Severance policy proposals made a comeback during the 2022 proxy season and need to be on your radar for 2023. Over on the Proxy Season Blog on TheCorporateCounsel.net, I recently noted a new Glass Lewis voting policy on this topic. I’m pleased to follow up with more detail via this guest post from Orrick’s J.T. Ho and Bobby Bee:
We blogged back in August about a spike in a 14a-8 proposal that requests companies implement policies to seek shareholder approval of any executive pay packages providing for severance or termination payments exceeding 2.99-times the sum of base salary plus bonus. As discussed in that blog post, the activists define severance or termination payments as including not only cash payments but also the value of equity awards that accelerate upon a separation event. Despite proxy advisors’ historical support of such proposals, most companies faced with these proposals have been able to secure a shareholder vote rejecting it. In justifying their “no” vote recommendations, companies have pointed to existing practices or policies, which provide that they will seek shareholder approval for any cash severance payments exceeding 2.99-times the sum of an executives’ salary and bonus, while providing for no such limit on equity acceleration benefits.

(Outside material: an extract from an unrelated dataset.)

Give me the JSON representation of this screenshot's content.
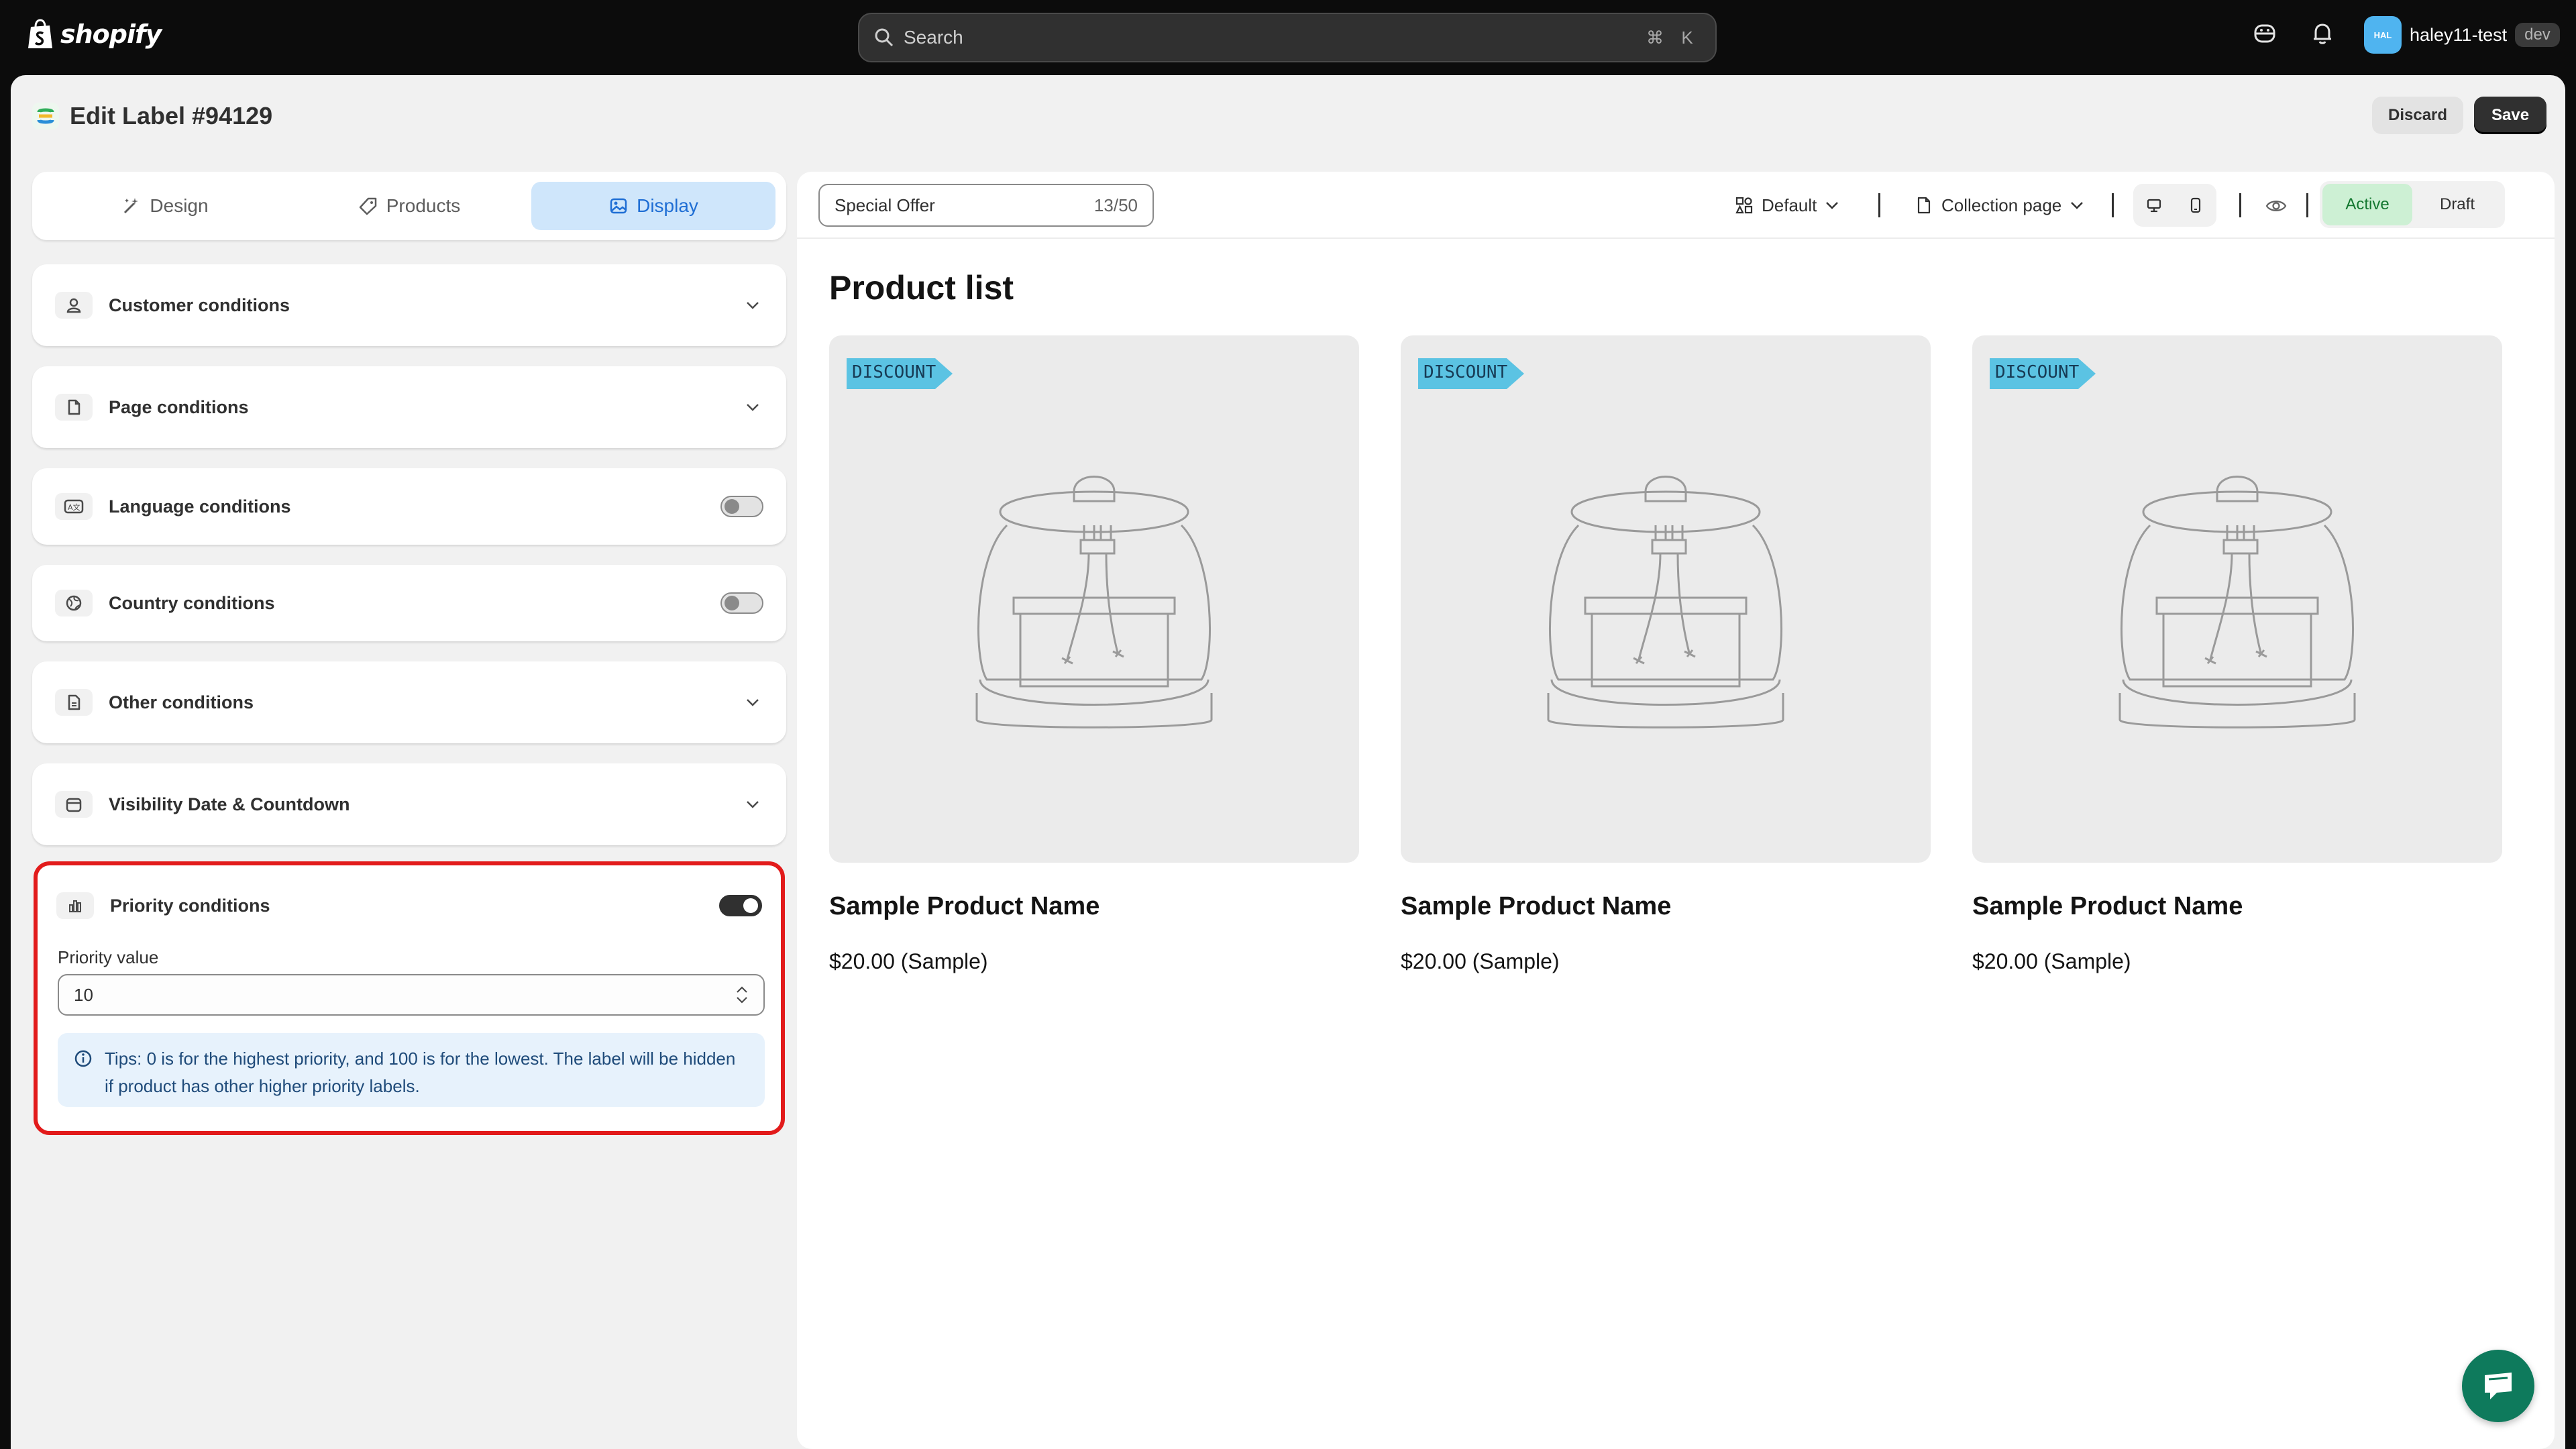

In a helpful position update, when Glass Lewis issued its 2023 voting guidelines for ESG Initiatives, it disclosed the following with respect to such proposals going forward (emphasis added):
“Retirement Benefits and Severance

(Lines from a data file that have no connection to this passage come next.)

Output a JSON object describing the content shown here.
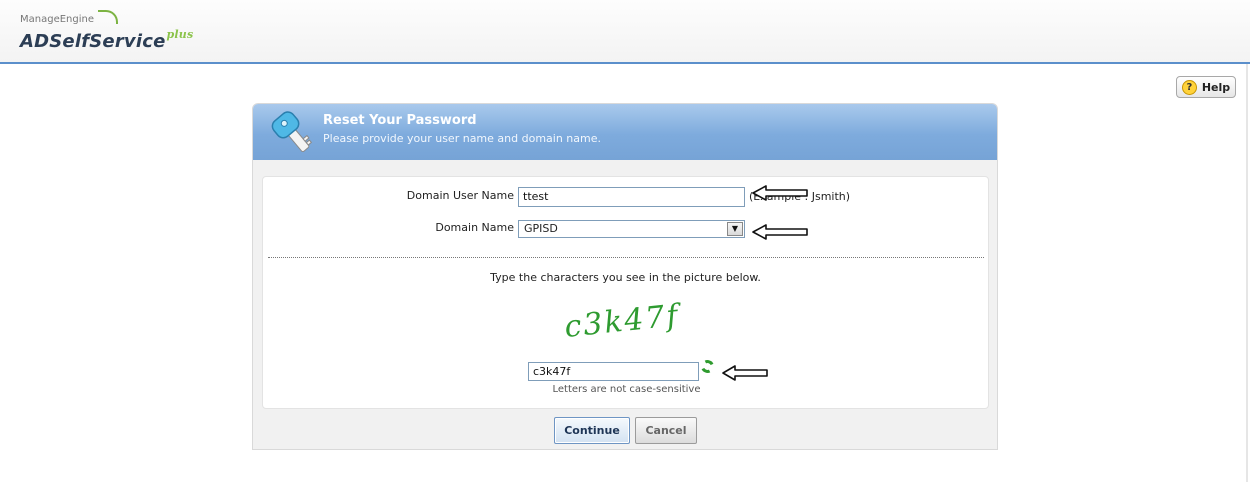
{
  "header": {
    "logo_top": "ManageEngine",
    "logo_main": "ADSelfService",
    "logo_suffix": "plus"
  },
  "help": {
    "label": "Help",
    "icon": "help-question-icon"
  },
  "panel": {
    "title": "Reset Your Password",
    "subtitle": "Please provide your user name and domain name.",
    "icon": "key-icon"
  },
  "form": {
    "username_label": "Domain User Name",
    "username_value": "ttest",
    "username_example": "(Example : Jsmith)",
    "domain_label": "Domain Name",
    "domain_value": "GPISD"
  },
  "captcha": {
    "instruction": "Type the characters you see in the picture below.",
    "image_text": "c3k47f",
    "input_value": "c3k47f",
    "hint": "Letters are not case-sensitive",
    "refresh_icon": "refresh-icon"
  },
  "buttons": {
    "continue": "Continue",
    "cancel": "Cancel"
  },
  "annotations": {
    "arrow_icon": "left-arrow-icon",
    "count": 3
  },
  "colors": {
    "header_rule": "#5b8fcb",
    "panel_header": "#7eabdd",
    "captcha_text": "#2e9b30"
  }
}
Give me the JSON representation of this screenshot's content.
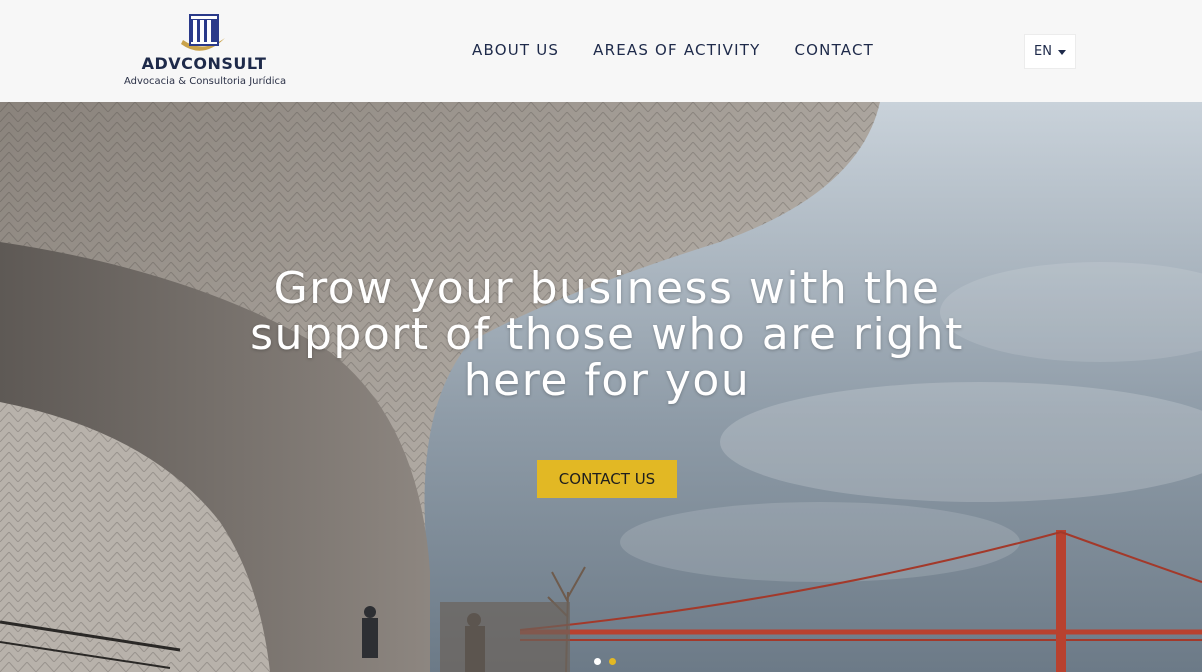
{
  "brand": {
    "name": "ADVCONSULT",
    "tagline": "Advocacia & Consultoria Jurídica",
    "colors": {
      "navy": "#1e2a4a",
      "gold": "#c9a24a",
      "accent": "#e2b824"
    }
  },
  "nav": {
    "items": [
      {
        "label": "ABOUT US"
      },
      {
        "label": "AREAS OF ACTIVITY"
      },
      {
        "label": "CONTACT"
      }
    ]
  },
  "language": {
    "selected": "EN",
    "icon": "chevron-down-icon"
  },
  "hero": {
    "title": "Grow your business with the support of those who are right here for you",
    "cta_label": "CONTACT US",
    "slides": {
      "count": 2,
      "active": 1
    }
  }
}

We have updated our approach to proposals requesting that companies adopt a policy whereby shareholders must approve severance payments exceeding 2.99 times the amount of the executive’s base salary plus bonus. Although we are generally supportive of these policies, we have updated our guidelines to reflect that we may recommend shareholders vote against these proposals in instances where companies have adopted policies whereby they will seek shareholder approval for any cash severance payments exceeding 2.99 times the sum of an executives’ salary and bonus.”
The revised approach by Glass Lewis is welcome news and further supports the position most companies have taken when faced with these shareholder proposals. As suggested in our earlier post, companies without existing severance limitation policies should consider, and may benefit from adopting and publicizing, a formal severance policy that requires shareholder approval for cash severance payments to 2.99 times the sum of base salary plus bonus. Such action may put companies in a better position to avoid receiving such a proposal and would also position them in line with the updated Glass Lewis recommendations.
Thanks to J.T. and Bobby for this analysis of the new policy! One note of caution: before you jump in, it is worth thinking through any unintended consequences that could result from policies that limit severance – at least so that you’re prepared for questions that others might pose. Also, see my blog last month for more detail on Glass Lewis’s overall policy guidelines, which accompany these ESG policies.
— Liz Dunshee, CompensationStandards.com, December 12, 2022